Researchers develop brain blood vessel pathology diagnostic
Researchers at Ben-Gurion University of
the Negev (BGU) have developed a new method for rapidly diagnosing brain
blood vessel pathology that may lead to neurodegenerative diseases,
such as Alzheimer’s disease, as well as other neurological and
psychiatric conditions, including epilepsy, traumatic brain injury and
The method is based on analysis of EEG patterns using algorithms and was invented by Dr. Dan Milikovsky and Prof. Alon Friedman, MD-PhD, Departments of Physiology and Cell Biology, Cognitive and Brain Sciences, Zlotowski Center for Neuroscience, Ben-Gurion University of the Negev.
The diagnostic method is based on findings from the lab of Prof. Friedman that patients with Alzheimer’s disease and other brain conditions display non-convulsive epileptic seizure-like activity that can be detected by EEG recordings. The study was published in the Science Translational Medicine Journal. This abnormal activity reflects pathological changes in dysfunction of the brain blood vessels, which contribute, according to recent studies, to the pathogenesis of various neurodegenerative and other neuro-psychiatric disorders.

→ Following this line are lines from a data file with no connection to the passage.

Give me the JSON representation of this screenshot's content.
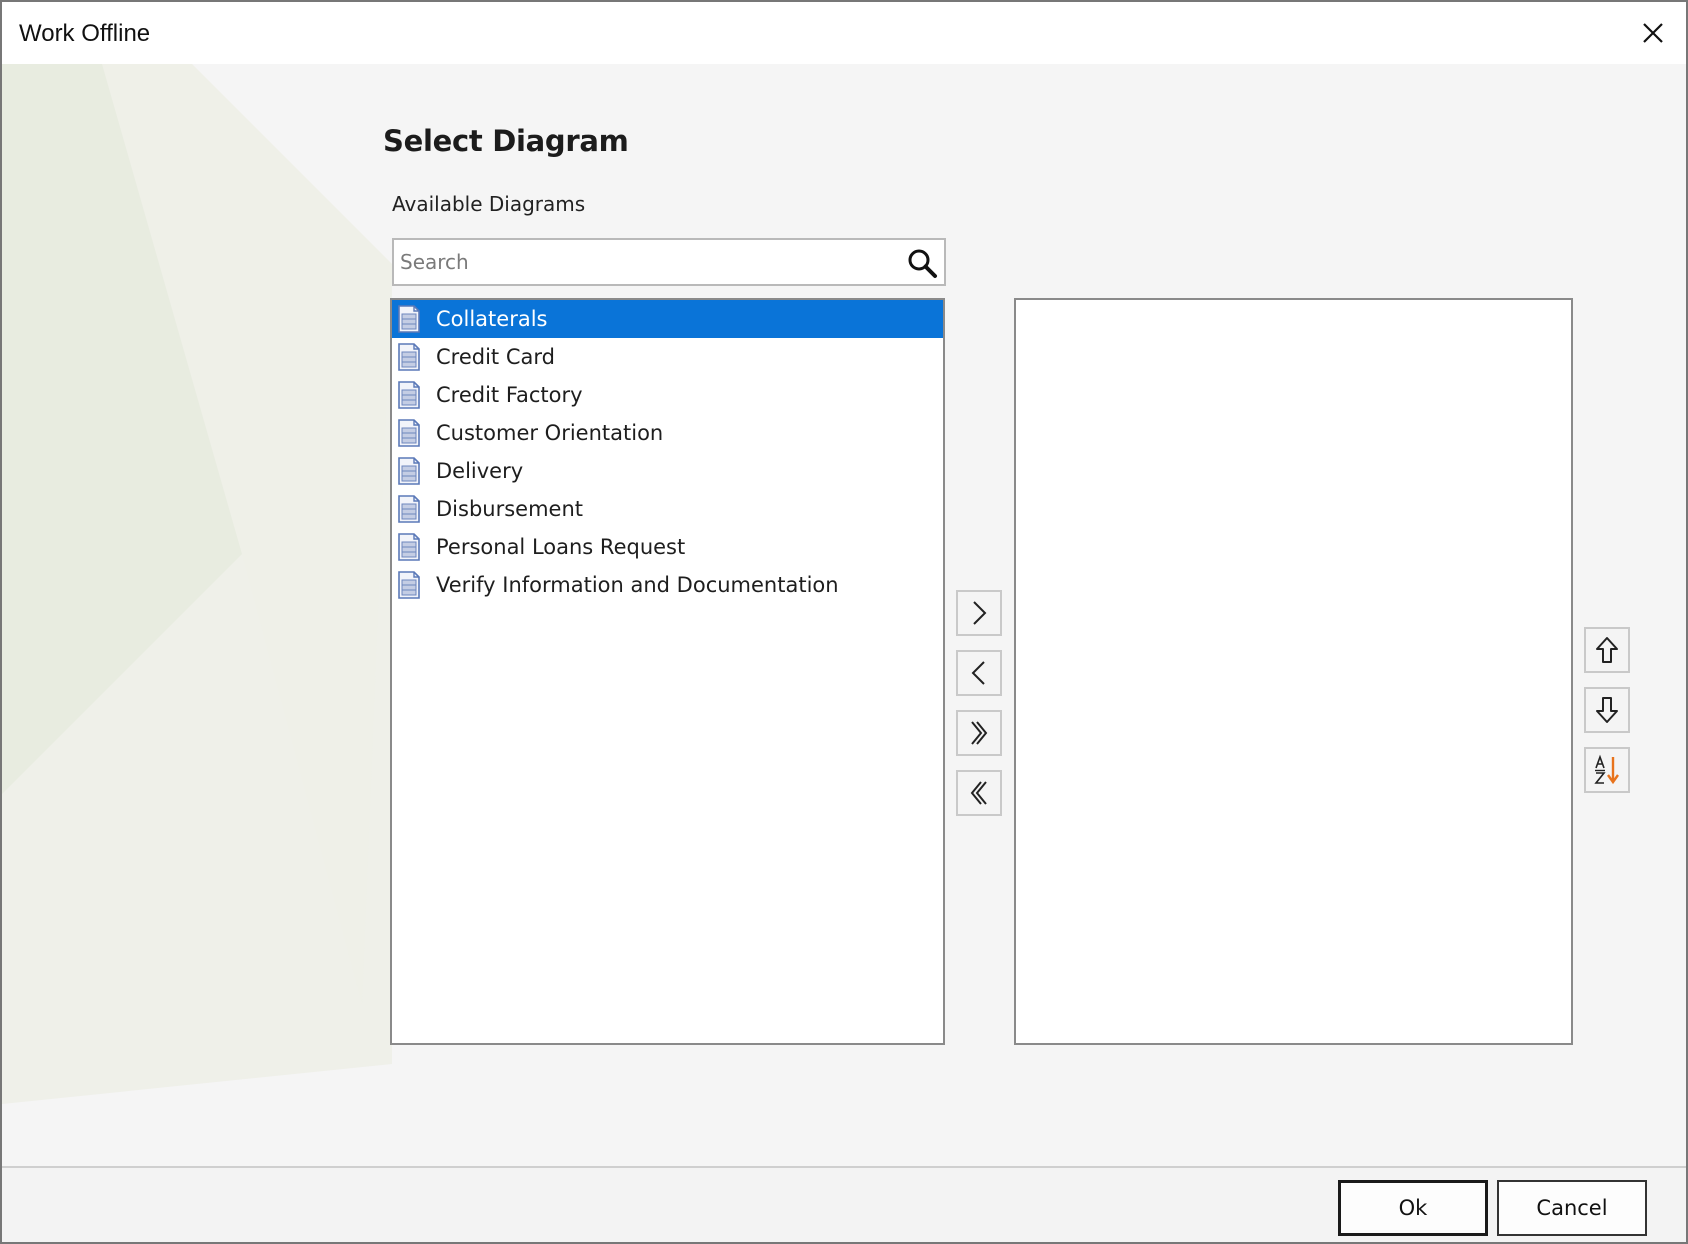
{
  "window": {
    "title": "Work Offline",
    "close_icon": "close-icon"
  },
  "dialog": {
    "heading": "Select Diagram",
    "available_label": "Available Diagrams",
    "search": {
      "placeholder": "Search",
      "value": ""
    },
    "available_items": [
      {
        "label": "Collaterals",
        "selected": true
      },
      {
        "label": "Credit Card",
        "selected": false
      },
      {
        "label": "Credit Factory",
        "selected": false
      },
      {
        "label": "Customer Orientation",
        "selected": false
      },
      {
        "label": "Delivery",
        "selected": false
      },
      {
        "label": "Disbursement",
        "selected": false
      },
      {
        "label": "Personal Loans Request",
        "selected": false
      },
      {
        "label": "Verify Information and Documentation",
        "selected": false
      }
    ],
    "selected_items": [],
    "transfer_buttons": [
      "move-right-icon",
      "move-left-icon",
      "move-all-right-icon",
      "move-all-left-icon"
    ],
    "order_buttons": [
      "move-up-icon",
      "move-down-icon",
      "sort-az-icon"
    ]
  },
  "footer": {
    "ok_label": "Ok",
    "cancel_label": "Cancel"
  },
  "colors": {
    "selection": "#0a74d8",
    "sort_arrow": "#e8731c",
    "icon_blue": "#5b79b8"
  }
}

Prof. Friedman said: “Research from our lab and others, shows that the pathological changes in the brain blood vessels, which are usually referred to as the blood-brain barrier (BBB), contribute to the formation of Alzheimer’s disease and other brain disorders. Since dysfunction of the BBB is also a key component in the pathogenesis of epilepsy, we hypothesized that BBB dysfunction in Alzheimer’s patients would also trigger abnormal brain activity that could be detected by EEG, an accessible and affordable tool used in the clinic, and serve as a diagnostic method for these conditions. Indeed, we find abnormal, epileptic-like EEG recordings in many patients with Alzheimer’s disease as well as epilepsy, which reflect brain blood vessel pathology and can serve both for diagnosis as well as a therapeutic target.”
The technology was successfully tested on animal models and dozens of patients and is now been validated on large databases of EEG records of thousands of patients.
Josh Peleg, CEO of BGN Technologies, said: “This new approach for diagnosing neurological conditions based on analysis of changes of blood vessels in the brain can be valuable for the early detection of Alzheimer’s disease and other neurological conditions, at the stage when treatment can still slow down disease progression. The technology offers a biomarker for immediate results and allows for the continuous monitoring of the progression of the neurological condition and response to treatment. We are now seeking a potential industry partner for the further development of this promising method for a variety of applications, from monitoring of ICU patients, to patients after stroke and head injuries and for the diagnosis of vascular pathology in early Alzheimer’s disease.”